** PROBLEM REQUIREMENTS **
Your output should be one number, which is how many lines in the material contain "What".

=== Section Start ===

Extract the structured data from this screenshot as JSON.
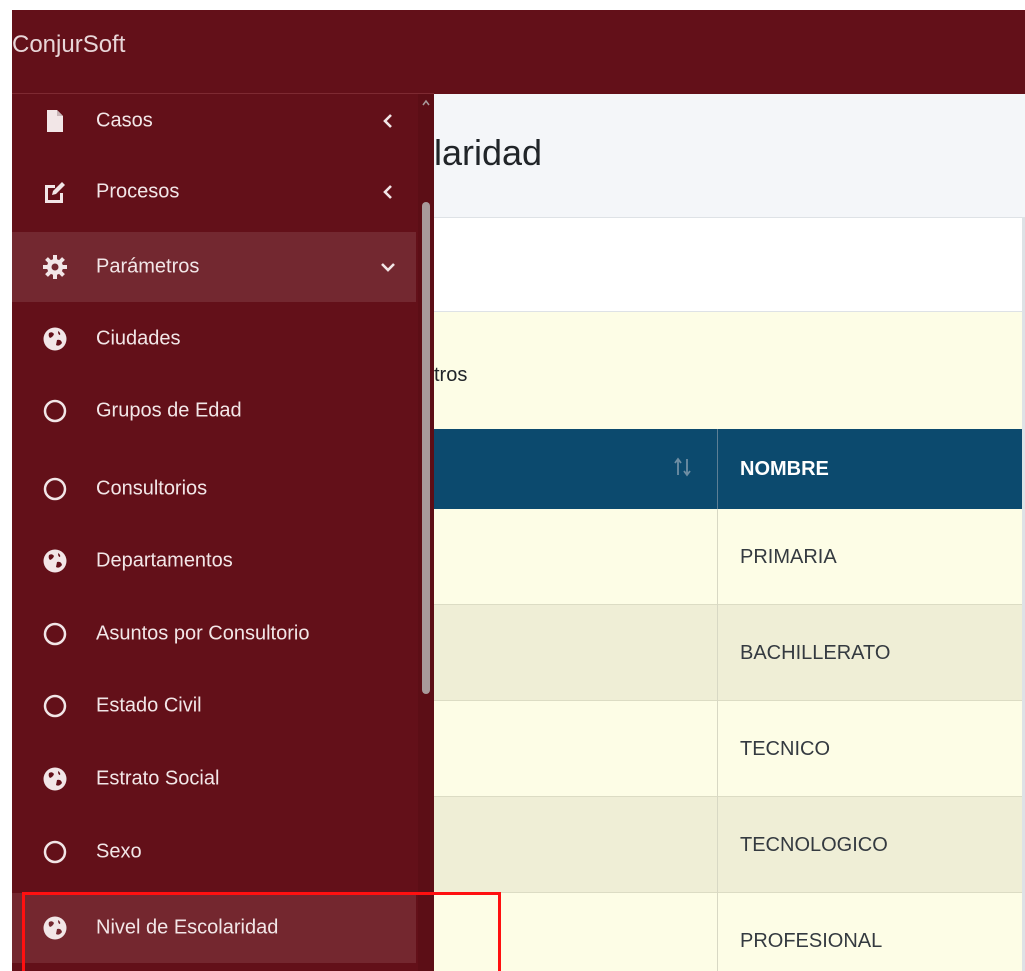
{
  "app": {
    "brand": "ConjurSoft"
  },
  "page": {
    "title_fragment": "laridad",
    "info_text_fragment": "tros"
  },
  "sidebar": {
    "items": [
      {
        "label": "Casos",
        "icon": "file-icon",
        "chevron": "left"
      },
      {
        "label": "Procesos",
        "icon": "edit-icon",
        "chevron": "left"
      },
      {
        "label": "Parámetros",
        "icon": "gear-icon",
        "chevron": "down",
        "active": true
      },
      {
        "label": "Ciudades",
        "icon": "globe-icon"
      },
      {
        "label": "Grupos de Edad",
        "icon": "circle-icon"
      },
      {
        "label": "Consultorios",
        "icon": "circle-icon"
      },
      {
        "label": "Departamentos",
        "icon": "globe-icon"
      },
      {
        "label": "Asuntos por Consultorio",
        "icon": "circle-icon"
      },
      {
        "label": "Estado Civil",
        "icon": "circle-icon"
      },
      {
        "label": "Estrato Social",
        "icon": "globe-icon"
      },
      {
        "label": "Sexo",
        "icon": "circle-icon"
      },
      {
        "label": "Nivel de Escolaridad",
        "icon": "globe-icon",
        "highlighted": true
      }
    ]
  },
  "table": {
    "columns": [
      "",
      "NOMBRE"
    ],
    "rows": [
      {
        "nombre": "PRIMARIA"
      },
      {
        "nombre": "BACHILLERATO"
      },
      {
        "nombre": "TECNICO"
      },
      {
        "nombre": "TECNOLOGICO"
      },
      {
        "nombre": "PROFESIONAL"
      }
    ]
  },
  "colors": {
    "sidebar_bg": "#631019",
    "table_header_bg": "#0c4a6e",
    "row_odd": "#efeed6",
    "row_even": "#fdfde6",
    "annotation": "#ff1010"
  }
}
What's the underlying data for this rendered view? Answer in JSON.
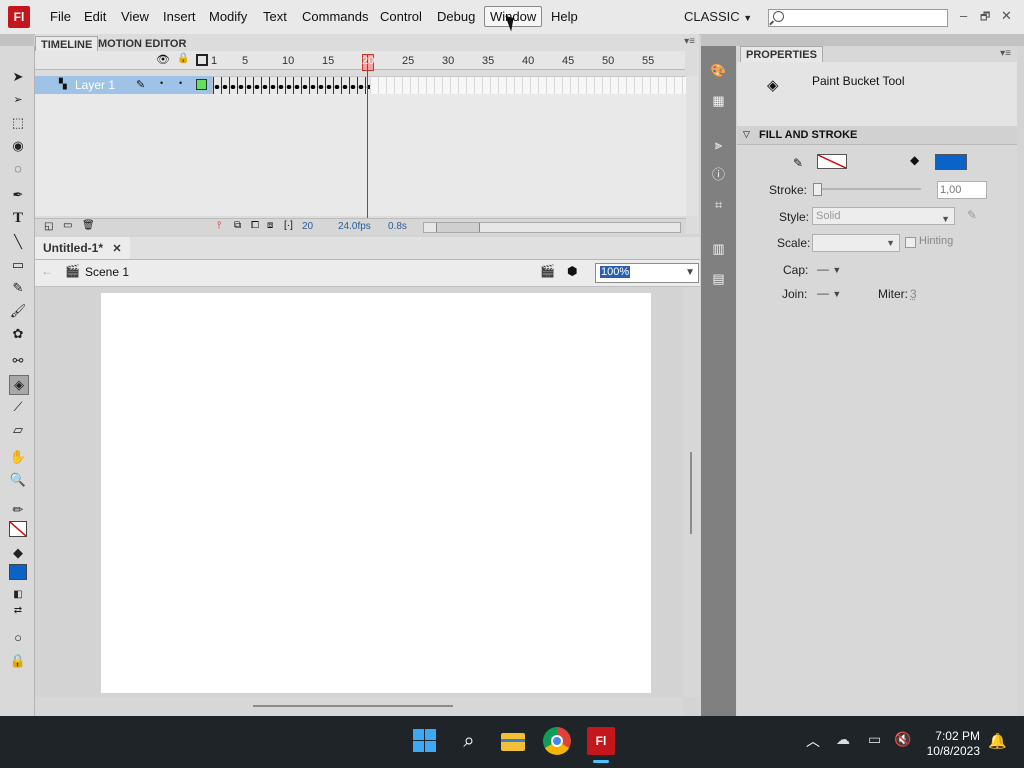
{
  "app": {
    "logo_text": "Fl",
    "workspace": "CLASSIC"
  },
  "menu": [
    "File",
    "Edit",
    "View",
    "Insert",
    "Modify",
    "Text",
    "Commands",
    "Control",
    "Debug",
    "Window",
    "Help"
  ],
  "window_buttons": [
    "–",
    "🗗",
    "✕"
  ],
  "timeline": {
    "tabs": [
      "TIMELINE",
      "MOTION EDITOR"
    ],
    "frame_numbers": [
      "1",
      "5",
      "10",
      "15",
      "20",
      "25",
      "30",
      "35",
      "40",
      "45",
      "50",
      "55"
    ],
    "layer_name": "Layer 1",
    "current_frame": "20",
    "fps": "24.0fps",
    "time": "0.8s"
  },
  "document": {
    "tab": "Untitled-1*",
    "scene": "Scene 1",
    "zoom": "100%"
  },
  "properties": {
    "tab": "PROPERTIES",
    "tool_name": "Paint Bucket Tool",
    "section": "FILL AND STROKE",
    "stroke_label": "Stroke:",
    "stroke_value": "1,00",
    "style_label": "Style:",
    "style_value": "Solid",
    "scale_label": "Scale:",
    "hinting_label": "Hinting",
    "cap_label": "Cap:",
    "join_label": "Join:",
    "miter_label": "Miter:",
    "miter_value": "3",
    "fill_color": "#0a63c9"
  },
  "taskbar": {
    "time": "7:02 PM",
    "date": "10/8/2023"
  },
  "colors": {
    "accent": "#c4171d",
    "selection": "#9fc3e6",
    "playhead": "#d9231c"
  }
}
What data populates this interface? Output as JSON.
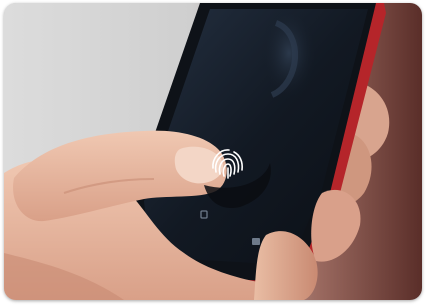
{
  "photo": {
    "subject": "fingerprint-unlock-on-smartphone",
    "colors": {
      "background_light": "#d6d6d6",
      "background_dark_right": "#6e3a34",
      "phone_screen": "#141c26",
      "phone_case_red": "#b5252a",
      "skin": "#e8b9a0",
      "fingerprint_icon": "#ffffff"
    }
  }
}
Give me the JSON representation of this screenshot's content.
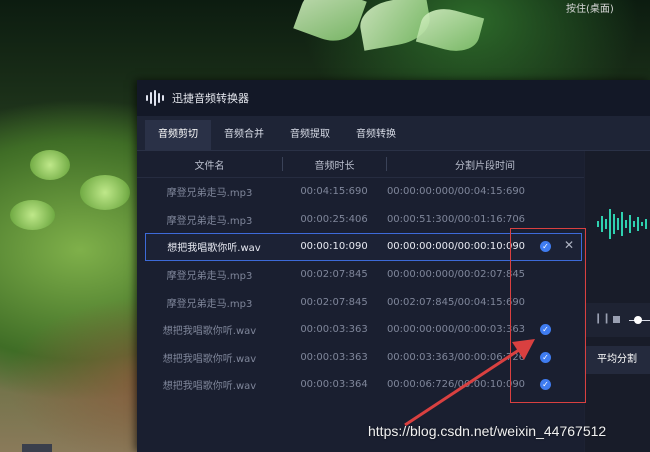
{
  "desktop": {
    "top_label": "按住(桌面)"
  },
  "app": {
    "title": "迅捷音频转换器",
    "tabs": [
      {
        "label": "音频剪切",
        "active": true
      },
      {
        "label": "音频合并",
        "active": false
      },
      {
        "label": "音频提取",
        "active": false
      },
      {
        "label": "音频转换",
        "active": false
      }
    ],
    "table": {
      "headers": [
        "文件名",
        "音频时长",
        "分割片段时间"
      ],
      "rows": [
        {
          "name": "摩登兄弟走马.mp3",
          "duration": "00:04:15:690",
          "segment": "00:00:00:000/00:04:15:690",
          "selected": false,
          "checked": false
        },
        {
          "name": "摩登兄弟走马.mp3",
          "duration": "00:00:25:406",
          "segment": "00:00:51:300/00:01:16:706",
          "selected": false,
          "checked": false
        },
        {
          "name": "想把我唱歌你听.wav",
          "duration": "00:00:10:090",
          "segment": "00:00:00:000/00:00:10:090",
          "selected": true,
          "checked": true
        },
        {
          "name": "摩登兄弟走马.mp3",
          "duration": "00:02:07:845",
          "segment": "00:00:00:000/00:02:07:845",
          "selected": false,
          "checked": false
        },
        {
          "name": "摩登兄弟走马.mp3",
          "duration": "00:02:07:845",
          "segment": "00:02:07:845/00:04:15:690",
          "selected": false,
          "checked": false
        },
        {
          "name": "想把我唱歌你听.wav",
          "duration": "00:00:03:363",
          "segment": "00:00:00:000/00:00:03:363",
          "selected": false,
          "checked": true
        },
        {
          "name": "想把我唱歌你听.wav",
          "duration": "00:00:03:363",
          "segment": "00:00:03:363/00:00:06:726",
          "selected": false,
          "checked": true
        },
        {
          "name": "想把我唱歌你听.wav",
          "duration": "00:00:03:364",
          "segment": "00:00:06:726/00:00:10:090",
          "selected": false,
          "checked": true
        }
      ]
    },
    "right_panel": {
      "split_tab_label": "平均分割"
    }
  },
  "icons": {
    "check": "check-circle-icon",
    "close": "close-icon",
    "pause": "pause-icon",
    "stop": "stop-icon"
  },
  "colors": {
    "accent": "#3f7cf0",
    "waveform": "#2fd1b0",
    "annotation": "#d94040"
  },
  "watermark": "https://blog.csdn.net/weixin_44767512"
}
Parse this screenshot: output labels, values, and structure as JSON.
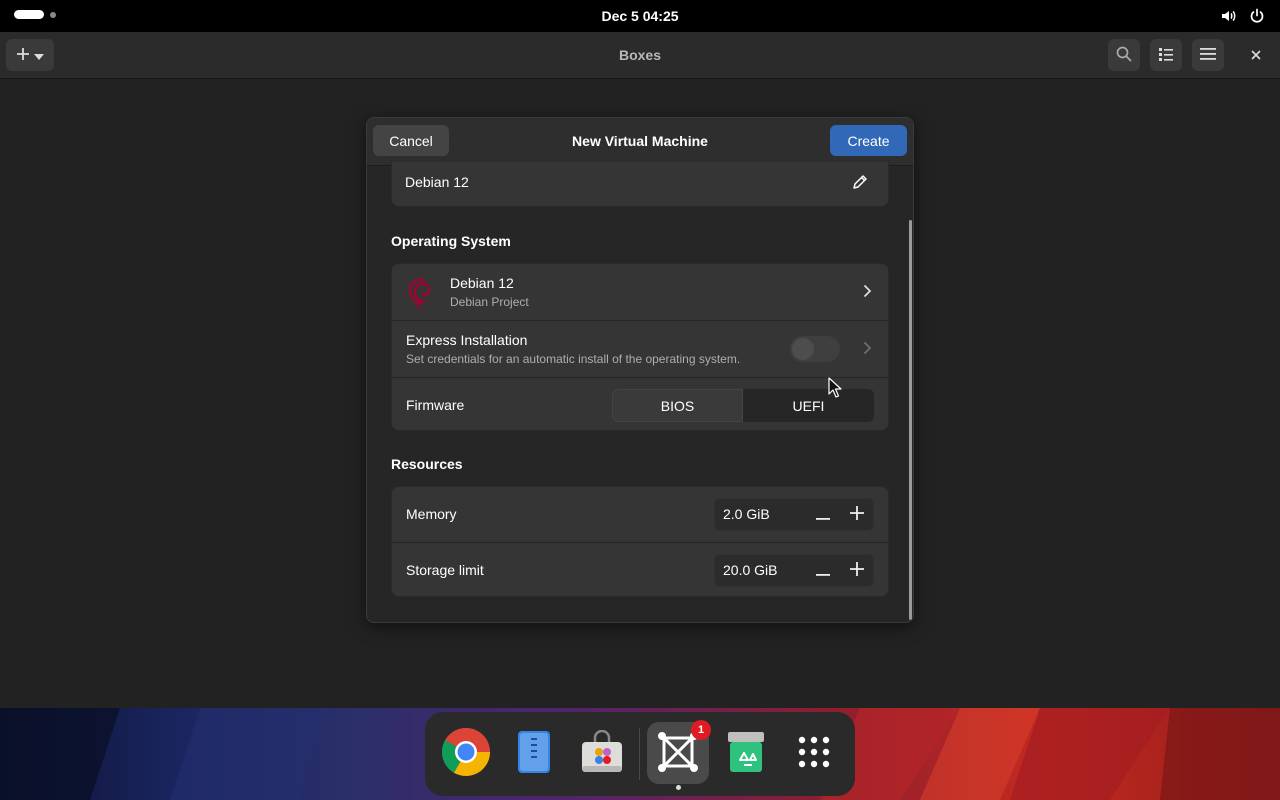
{
  "topbar": {
    "clock": "Dec 5  04:25"
  },
  "app": {
    "title": "Boxes"
  },
  "dialog": {
    "title": "New Virtual Machine",
    "cancel_label": "Cancel",
    "create_label": "Create",
    "name_value": "Debian 12",
    "os_section": {
      "heading": "Operating System",
      "os_name": "Debian 12",
      "os_vendor": "Debian Project",
      "express_title": "Express Installation",
      "express_subtitle": "Set credentials for an automatic install of the operating system.",
      "express_enabled": false,
      "firmware_label": "Firmware",
      "firmware_options": [
        "BIOS",
        "UEFI"
      ],
      "firmware_selected": "UEFI"
    },
    "resources": {
      "heading": "Resources",
      "memory_label": "Memory",
      "memory_value": "2.0 GiB",
      "storage_label": "Storage limit",
      "storage_value": "20.0 GiB"
    }
  },
  "dock": {
    "items": [
      "google-chrome",
      "text-editor",
      "software-store",
      "boxes",
      "trash",
      "app-grid"
    ],
    "boxes_badge": "1"
  },
  "colors": {
    "accent": "#3168b8",
    "badge": "#e01b24",
    "debian": "#a80030"
  }
}
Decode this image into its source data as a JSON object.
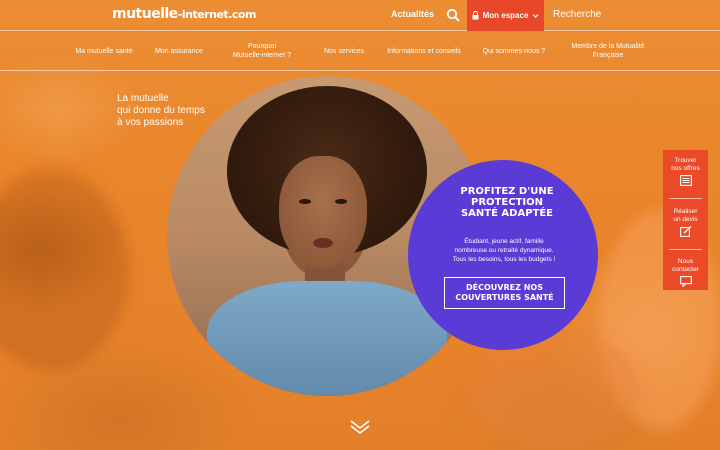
{
  "header": {
    "logo_main": "mutuelle",
    "logo_mid": "-internet",
    "logo_tld": ".com",
    "news_label": "Actualités",
    "espace_label": "Mon espace",
    "search_label": "Recherche"
  },
  "nav": {
    "items": [
      {
        "label": "Ma mutuelle santé"
      },
      {
        "label": "Mon assurance"
      },
      {
        "line1": "Pourquoi",
        "line2": "Mutuelle-internet ?"
      },
      {
        "label": "Nos services"
      },
      {
        "label": "Informations et conseils"
      },
      {
        "label": "Qui sommes-nous ?"
      },
      {
        "line1": "Membre de la Mutualité",
        "line2": "Française"
      }
    ]
  },
  "hero": {
    "tagline": [
      "La mutuelle",
      "qui donne du temps",
      "à vos passions"
    ]
  },
  "promo": {
    "title": [
      "PROFITEZ D'UNE",
      "PROTECTION",
      "SANTÉ ADAPTÉE"
    ],
    "text": [
      "Étudiant, jeune actif, famille",
      "nombreuse ou retraité dynamique.",
      "Tous les besoins, tous les budgets !"
    ],
    "button": [
      "DÉCOUVREZ NOS",
      "COUVERTURES SANTÉ"
    ]
  },
  "side": {
    "items": [
      {
        "line1": "Trouver",
        "line2": "nos offres",
        "icon": "list-icon"
      },
      {
        "line1": "Réaliser",
        "line2": "un devis",
        "icon": "edit-icon"
      },
      {
        "line1": "Nous",
        "line2": "contacter",
        "icon": "chat-icon"
      }
    ]
  },
  "colors": {
    "orange": "#e9862c",
    "red": "#e9472a",
    "purple": "#5a3bd6"
  }
}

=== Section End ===

** FINAL ANSWER **
2